*** Opening of Input material ***
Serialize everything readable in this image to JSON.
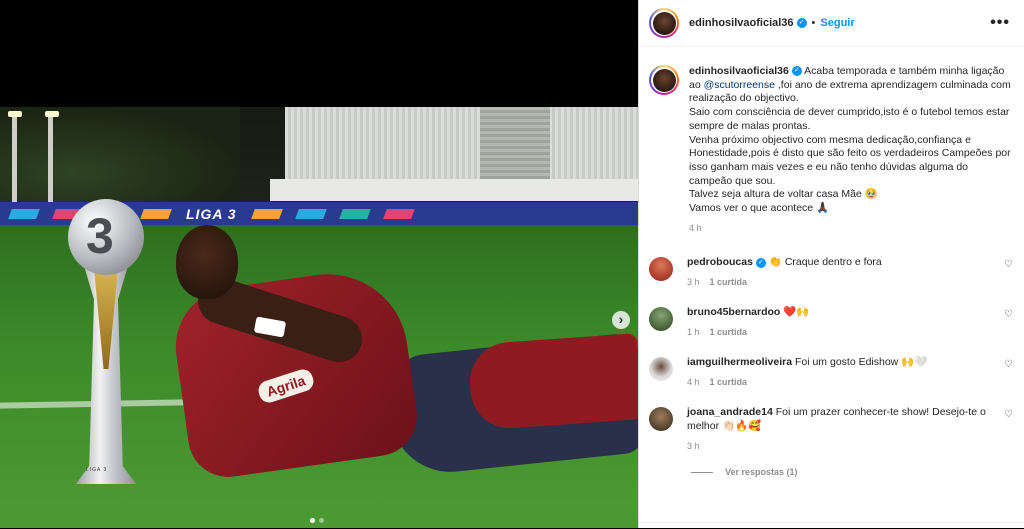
{
  "post": {
    "username": "edinhosilvaoficial36",
    "follow_label": "Seguir",
    "separator": "•",
    "more_label": "•••"
  },
  "media": {
    "ad_text": "LIGA 3",
    "trophy_number": "3",
    "trophy_label": "LIGA 3",
    "sponsor_text": "Agrila",
    "next_label": "›"
  },
  "caption": {
    "username": "edinhosilvaoficial36",
    "text_before_mention": "Acaba temporada e também minha ligação ao",
    "mention": "@scutorreense",
    "text_after_mention": ",foi ano de extrema aprendizagem culminada com realização do objectivo.",
    "line2": "Saio com consciência de dever cumprido,isto é o futebol temos estar sempre de malas prontas.",
    "line3": "Venha próximo objectivo com mesma dedicação,confiança e Honestidade,pois é disto que são feito os verdadeiros Campeões por isso ganham mais vezes e eu não tenho dúvidas alguma do campeão que sou.",
    "line4": "Talvez seja altura de voltar casa Mãe 🥹",
    "line5": "Vamos ver o que acontece 🙏🏿",
    "time": "4 h"
  },
  "comments": [
    {
      "username": "pedroboucas",
      "verified": true,
      "text": "👏 Craque dentro e fora",
      "time": "3 h",
      "likes": "1 curtida",
      "avatar_color": "#b3412f"
    },
    {
      "username": "bruno45bernardoo",
      "verified": false,
      "text": "❤️🙌",
      "time": "1 h",
      "likes": "1 curtida",
      "avatar_color": "#4f6a3f"
    },
    {
      "username": "iamguilhermeoliveira",
      "verified": false,
      "text": "Foi um gosto Edishow 🙌🤍",
      "time": "4 h",
      "likes": "1 curtida",
      "avatar_color": "#d9d9d9"
    },
    {
      "username": "joana_andrade14",
      "verified": false,
      "text": "Foi um prazer conhecer-te show! Desejo-te o melhor 👏🏻🔥🥰",
      "time": "3 h",
      "likes": "",
      "avatar_color": "#5c4a36"
    }
  ],
  "replies_label": "Ver respostas (1)",
  "colors": {
    "accent": "#0095f6",
    "verified": "#0095f6",
    "mention": "#00376b",
    "muted": "#8e8e8e"
  },
  "icons": {
    "verified": "verified-badge-icon",
    "more": "more-options-icon",
    "heart": "heart-icon",
    "next": "chevron-right-icon"
  }
}
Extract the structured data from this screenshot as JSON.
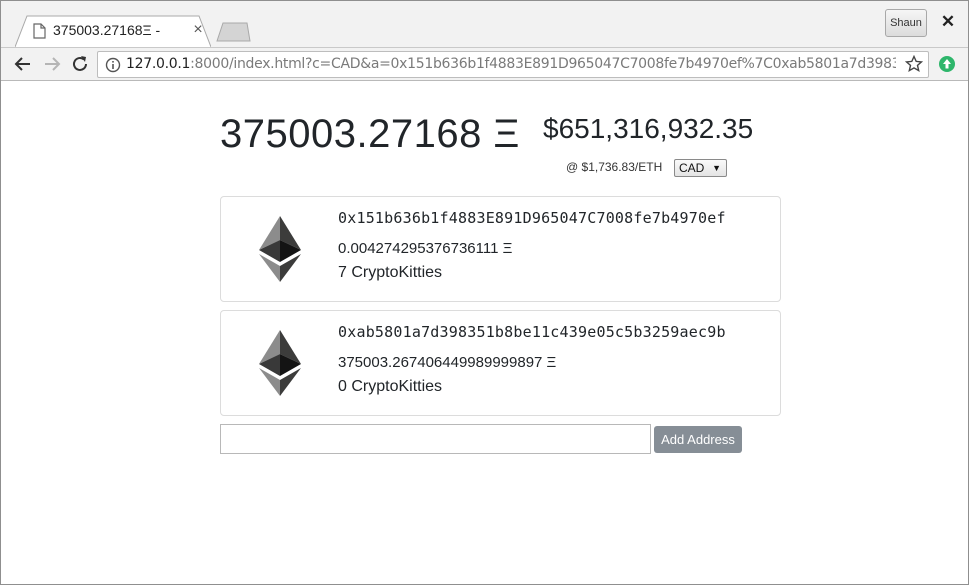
{
  "browser": {
    "tab_title": "375003.27168Ξ - ",
    "tab_close": "×",
    "profile_label": "Shaun",
    "window_close": "✕",
    "url_host": "127.0.0.1",
    "url_rest": ":8000/index.html?c=CAD&a=0x151b636b1f4883E891D965047C7008fe7b4970ef%7C0xab5801a7d398351b8be..."
  },
  "summary": {
    "eth_total": "375003.27168 Ξ",
    "fiat_total": "$651,316,932.35",
    "rate": "@ $1,736.83/ETH",
    "currency": "CAD"
  },
  "wallets": [
    {
      "address": "0x151b636b1f4883E891D965047C7008fe7b4970ef",
      "balance": "0.004274295376736111 Ξ",
      "kitties": "7 CryptoKitties"
    },
    {
      "address": "0xab5801a7d398351b8be11c439e05c5b3259aec9b",
      "balance": "375003.267406449989999897 Ξ",
      "kitties": "0 CryptoKitties"
    }
  ],
  "form": {
    "input_value": "",
    "add_button": "Add Address"
  },
  "icons": [
    "page-icon",
    "back-icon",
    "forward-icon",
    "reload-icon",
    "info-icon",
    "star-icon",
    "extension-icon",
    "ethereum-logo-icon"
  ],
  "colors": {
    "button_bg": "#868e96",
    "text": "#212529",
    "card_border": "#dcdcdc",
    "extension_green": "#2eb66b"
  }
}
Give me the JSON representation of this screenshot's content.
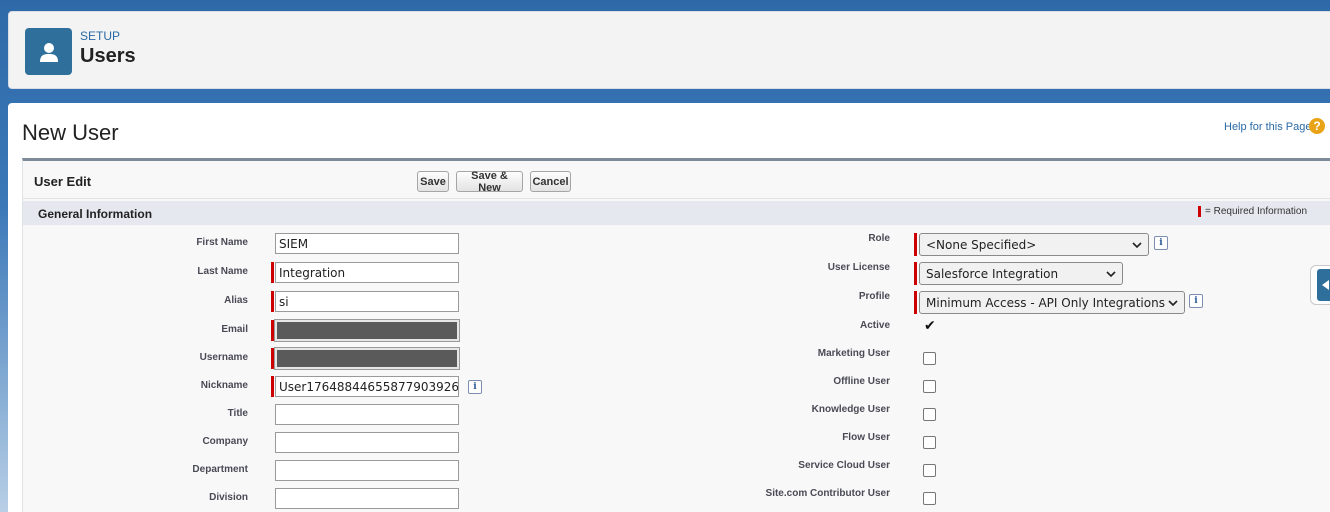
{
  "header": {
    "eyebrow": "SETUP",
    "title": "Users",
    "icon": "user-icon"
  },
  "page": {
    "title": "New User",
    "help_link": "Help for this Page",
    "help_icon": "?"
  },
  "block": {
    "title": "User Edit",
    "buttons": {
      "save": "Save",
      "save_new": "Save & New",
      "cancel": "Cancel"
    }
  },
  "section": {
    "title": "General Information",
    "required_legend": "= Required Information"
  },
  "left_fields": {
    "first_name": {
      "label": "First Name",
      "value": "SIEM"
    },
    "last_name": {
      "label": "Last Name",
      "value": "Integration"
    },
    "alias": {
      "label": "Alias",
      "value": "si"
    },
    "email": {
      "label": "Email",
      "value": ""
    },
    "username": {
      "label": "Username",
      "value": ""
    },
    "nickname": {
      "label": "Nickname",
      "value": "User17648844655877903926"
    },
    "title": {
      "label": "Title",
      "value": ""
    },
    "company": {
      "label": "Company",
      "value": ""
    },
    "department": {
      "label": "Department",
      "value": ""
    },
    "division": {
      "label": "Division",
      "value": ""
    }
  },
  "right_fields": {
    "role": {
      "label": "Role",
      "value": "<None Specified>"
    },
    "user_license": {
      "label": "User License",
      "value": "Salesforce Integration"
    },
    "profile": {
      "label": "Profile",
      "value": "Minimum Access - API Only Integrations"
    },
    "active": {
      "label": "Active",
      "checked": true
    },
    "marketing_user": {
      "label": "Marketing User",
      "checked": false
    },
    "offline_user": {
      "label": "Offline User",
      "checked": false
    },
    "knowledge_user": {
      "label": "Knowledge User",
      "checked": false
    },
    "flow_user": {
      "label": "Flow User",
      "checked": false
    },
    "service_cloud_user": {
      "label": "Service Cloud User",
      "checked": false
    },
    "site_contributor_user": {
      "label": "Site.com Contributor User",
      "checked": false
    }
  },
  "colors": {
    "required": "#c00000",
    "brand": "#2e6f9c",
    "link": "#2a6aa5"
  }
}
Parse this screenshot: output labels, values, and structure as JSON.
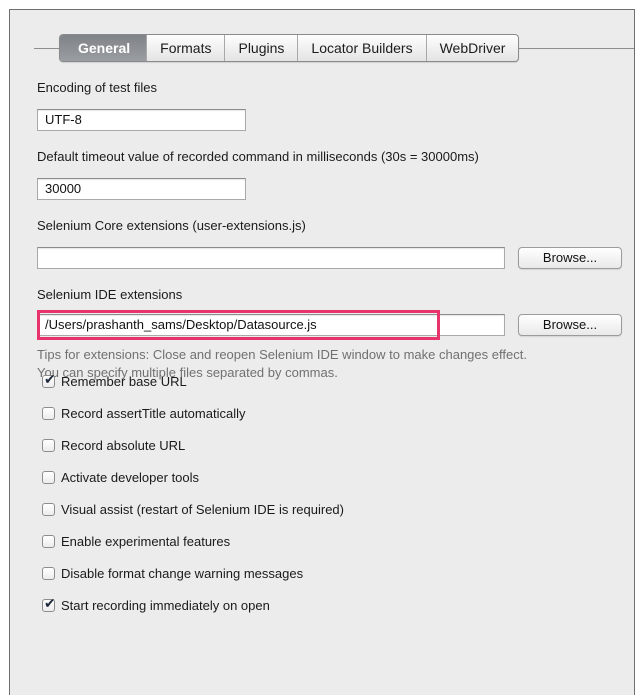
{
  "tabs": [
    {
      "label": "General",
      "active": true
    },
    {
      "label": "Formats",
      "active": false
    },
    {
      "label": "Plugins",
      "active": false
    },
    {
      "label": "Locator Builders",
      "active": false
    },
    {
      "label": "WebDriver",
      "active": false
    }
  ],
  "encoding": {
    "label": "Encoding of test files",
    "value": "UTF-8"
  },
  "timeout": {
    "label": "Default timeout value of recorded command in milliseconds (30s = 30000ms)",
    "value": "30000"
  },
  "core_ext": {
    "label": "Selenium Core extensions (user-extensions.js)",
    "value": "",
    "browse_label": "Browse..."
  },
  "ide_ext": {
    "label": "Selenium IDE extensions",
    "value": "/Users/prashanth_sams/Desktop/Datasource.js",
    "browse_label": "Browse..."
  },
  "tips": {
    "line1": "Tips for extensions: Close and reopen Selenium IDE window to make changes effect.",
    "line2": "You can specify multiple files separated by commas."
  },
  "options": [
    {
      "label": "Remember base URL",
      "checked": true
    },
    {
      "label": "Record assertTitle automatically",
      "checked": false
    },
    {
      "label": "Record absolute URL",
      "checked": false
    },
    {
      "label": "Activate developer tools",
      "checked": false
    },
    {
      "label": "Visual assist (restart of Selenium IDE is required)",
      "checked": false
    },
    {
      "label": "Enable experimental features",
      "checked": false
    },
    {
      "label": "Disable format change warning messages",
      "checked": false
    },
    {
      "label": "Start recording immediately on open",
      "checked": true
    }
  ],
  "colors": {
    "highlight": "#e8336c",
    "panel": "#ececec",
    "active_tab": "#8a8e92"
  },
  "icons": {
    "check": "checkmark-icon"
  }
}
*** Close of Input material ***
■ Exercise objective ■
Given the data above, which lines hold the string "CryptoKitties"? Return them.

■ Written answer ■
      "kitties": "7 CryptoKitties"
      "kitties": "0 CryptoKitties"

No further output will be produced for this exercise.